*** Input data ***
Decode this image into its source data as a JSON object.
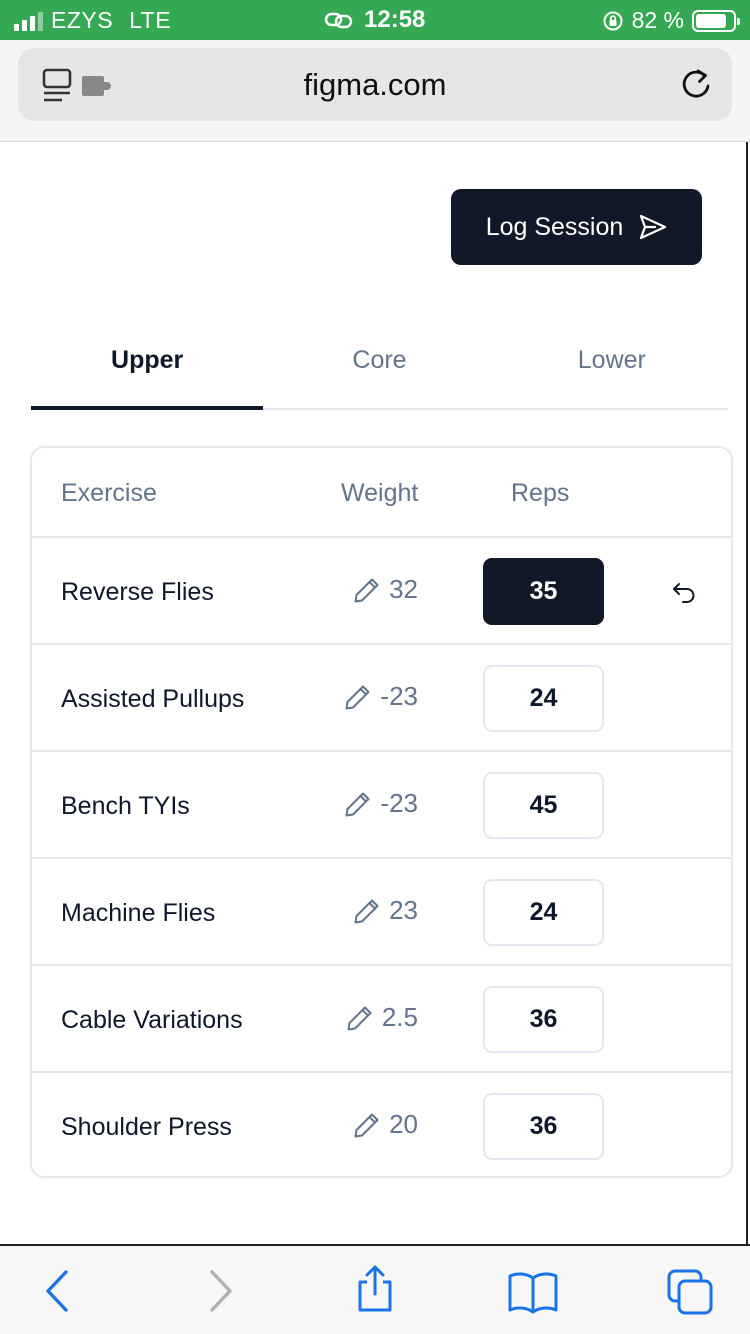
{
  "status_bar": {
    "carrier": "EZYS",
    "network": "LTE",
    "time": "12:58",
    "battery": "82 %",
    "battery_level": 0.82
  },
  "browser": {
    "url": "figma.com"
  },
  "page": {
    "log_session_label": "Log Session",
    "tabs": [
      {
        "label": "Upper",
        "active": true
      },
      {
        "label": "Core",
        "active": false
      },
      {
        "label": "Lower",
        "active": false
      }
    ],
    "table": {
      "headers": {
        "exercise": "Exercise",
        "weight": "Weight",
        "reps": "Reps"
      },
      "rows": [
        {
          "exercise": "Reverse Flies",
          "weight": "32",
          "reps": "35",
          "active": true
        },
        {
          "exercise": "Assisted Pullups",
          "weight": "-23",
          "reps": "24",
          "active": false
        },
        {
          "exercise": "Bench TYIs",
          "weight": "-23",
          "reps": "45",
          "active": false
        },
        {
          "exercise": "Machine Flies",
          "weight": "23",
          "reps": "24",
          "active": false
        },
        {
          "exercise": "Cable Variations",
          "weight": "2.5",
          "reps": "36",
          "active": false
        },
        {
          "exercise": "Shoulder Press",
          "weight": "20",
          "reps": "36",
          "active": false
        }
      ]
    }
  },
  "colors": {
    "status_bar_bg": "#34a853",
    "primary_dark": "#111827",
    "muted_text": "#64748b",
    "ios_blue": "#1a73e8"
  },
  "icons": {
    "url_bar_left": "tab-page-icon",
    "url_bar_right": "reload-icon",
    "log_button": "send-icon",
    "weight": "pencil-icon",
    "row_action": "undo-icon",
    "toolbar": [
      "back-icon",
      "forward-icon",
      "share-icon",
      "bookmarks-icon",
      "tabs-icon"
    ]
  }
}
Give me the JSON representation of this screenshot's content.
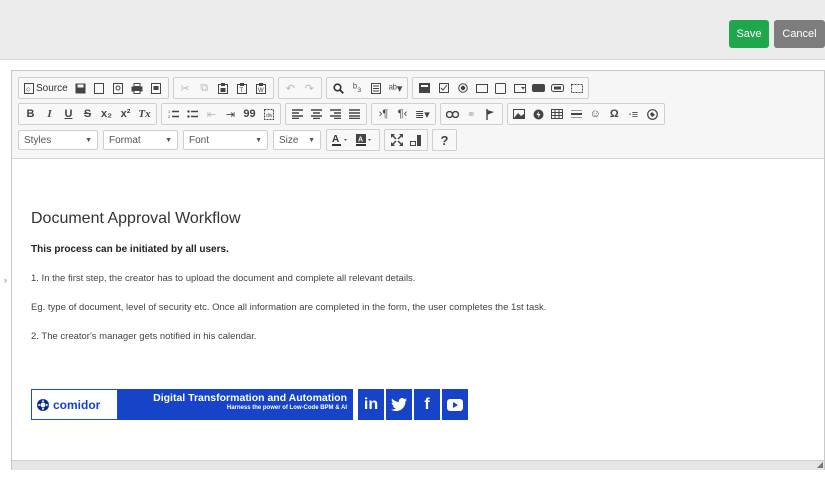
{
  "header": {
    "save_label": "Save",
    "cancel_label": "Cancel"
  },
  "toolbar": {
    "source_label": "Source",
    "combos": {
      "styles": "Styles",
      "format": "Format",
      "font": "Font",
      "size": "Size"
    },
    "row1_icons": [
      "source-icon",
      "save-doc-icon",
      "new-page-icon",
      "preview-icon",
      "print-icon",
      "templates-icon",
      "cut-icon",
      "copy-icon",
      "paste-icon",
      "paste-text-icon",
      "paste-word-icon",
      "undo-icon",
      "redo-icon",
      "find-icon",
      "replace-icon",
      "select-all-icon",
      "spellcheck-icon",
      "form-icon",
      "checkbox-icon",
      "radio-icon",
      "textfield-icon",
      "textarea-icon",
      "select-icon",
      "button-icon",
      "image-button-icon",
      "hidden-field-icon"
    ],
    "row2_labels": {
      "bold": "B",
      "italic": "I",
      "underline": "U",
      "strike": "S",
      "subscript": "x₂",
      "superscript": "x²",
      "remove_format": "Tx",
      "blockquote": "99"
    }
  },
  "document": {
    "title": "Document Approval Workflow",
    "subtitle": "This process can be initiated by all users.",
    "paragraphs": [
      "1. In the first step, the creator has to upload the document and complete all relevant details.",
      "Eg. type of document, level of security etc.  Once all information are completed in the form, the user completes the 1st task.",
      "2. The creator's manager gets notified in his calendar."
    ],
    "banner": {
      "brand": "comidor",
      "headline": "Digital Transformation and Automation",
      "tagline": "Harness the power of Low-Code BPM & AI",
      "social": [
        "in",
        "",
        "f",
        ""
      ]
    }
  }
}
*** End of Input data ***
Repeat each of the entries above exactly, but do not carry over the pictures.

*Output below*.
Decode this image into its source data as a JSON object.
{
  "status_bar": {
    "carrier": "EZYS",
    "network": "LTE",
    "time": "12:58",
    "battery": "82 %",
    "battery_level": 0.82
  },
  "browser": {
    "url": "figma.com"
  },
  "page": {
    "log_session_label": "Log Session",
    "tabs": [
      {
        "label": "Upper",
        "active": true
      },
      {
        "label": "Core",
        "active": false
      },
      {
        "label": "Lower",
        "active": false
      }
    ],
    "table": {
      "headers": {
        "exercise": "Exercise",
        "weight": "Weight",
        "reps": "Reps"
      },
      "rows": [
        {
          "exercise": "Reverse Flies",
          "weight": "32",
          "reps": "35",
          "active": true
        },
        {
          "exercise": "Assisted Pullups",
          "weight": "-23",
          "reps": "24",
          "active": false
        },
        {
          "exercise": "Bench TYIs",
          "weight": "-23",
          "reps": "45",
          "active": false
        },
        {
          "exercise": "Machine Flies",
          "weight": "23",
          "reps": "24",
          "active": false
        },
        {
          "exercise": "Cable Variations",
          "weight": "2.5",
          "reps": "36",
          "active": false
        },
        {
          "exercise": "Shoulder Press",
          "weight": "20",
          "reps": "36",
          "active": false
        }
      ]
    }
  },
  "colors": {
    "status_bar_bg": "#34a853",
    "primary_dark": "#111827",
    "muted_text": "#64748b",
    "ios_blue": "#1a73e8"
  },
  "icons": {
    "url_bar_left": "tab-page-icon",
    "url_bar_right": "reload-icon",
    "log_button": "send-icon",
    "weight": "pencil-icon",
    "row_action": "undo-icon",
    "toolbar": [
      "back-icon",
      "forward-icon",
      "share-icon",
      "bookmarks-icon",
      "tabs-icon"
    ]
  }
}
Give me the JSON representation of this screenshot's content.
{
  "header": {
    "save_label": "Save",
    "cancel_label": "Cancel"
  },
  "toolbar": {
    "source_label": "Source",
    "combos": {
      "styles": "Styles",
      "format": "Format",
      "font": "Font",
      "size": "Size"
    },
    "row1_icons": [
      "source-icon",
      "save-doc-icon",
      "new-page-icon",
      "preview-icon",
      "print-icon",
      "templates-icon",
      "cut-icon",
      "copy-icon",
      "paste-icon",
      "paste-text-icon",
      "paste-word-icon",
      "undo-icon",
      "redo-icon",
      "find-icon",
      "replace-icon",
      "select-all-icon",
      "spellcheck-icon",
      "form-icon",
      "checkbox-icon",
      "radio-icon",
      "textfield-icon",
      "textarea-icon",
      "select-icon",
      "button-icon",
      "image-button-icon",
      "hidden-field-icon"
    ],
    "row2_labels": {
      "bold": "B",
      "italic": "I",
      "underline": "U",
      "strike": "S",
      "subscript": "x₂",
      "superscript": "x²",
      "remove_format": "Tx",
      "blockquote": "99"
    }
  },
  "document": {
    "title": "Document Approval Workflow",
    "subtitle": "This process can be initiated by all users.",
    "paragraphs": [
      "1. In the first step, the creator has to upload the document and complete all relevant details.",
      "Eg. type of document, level of security etc.  Once all information are completed in the form, the user completes the 1st task.",
      "2. The creator's manager gets notified in his calendar."
    ],
    "banner": {
      "brand": "comidor",
      "headline": "Digital Transformation and Automation",
      "tagline": "Harness the power of Low-Code BPM & AI",
      "social": [
        "in",
        "",
        "f",
        ""
      ]
    }
  }
}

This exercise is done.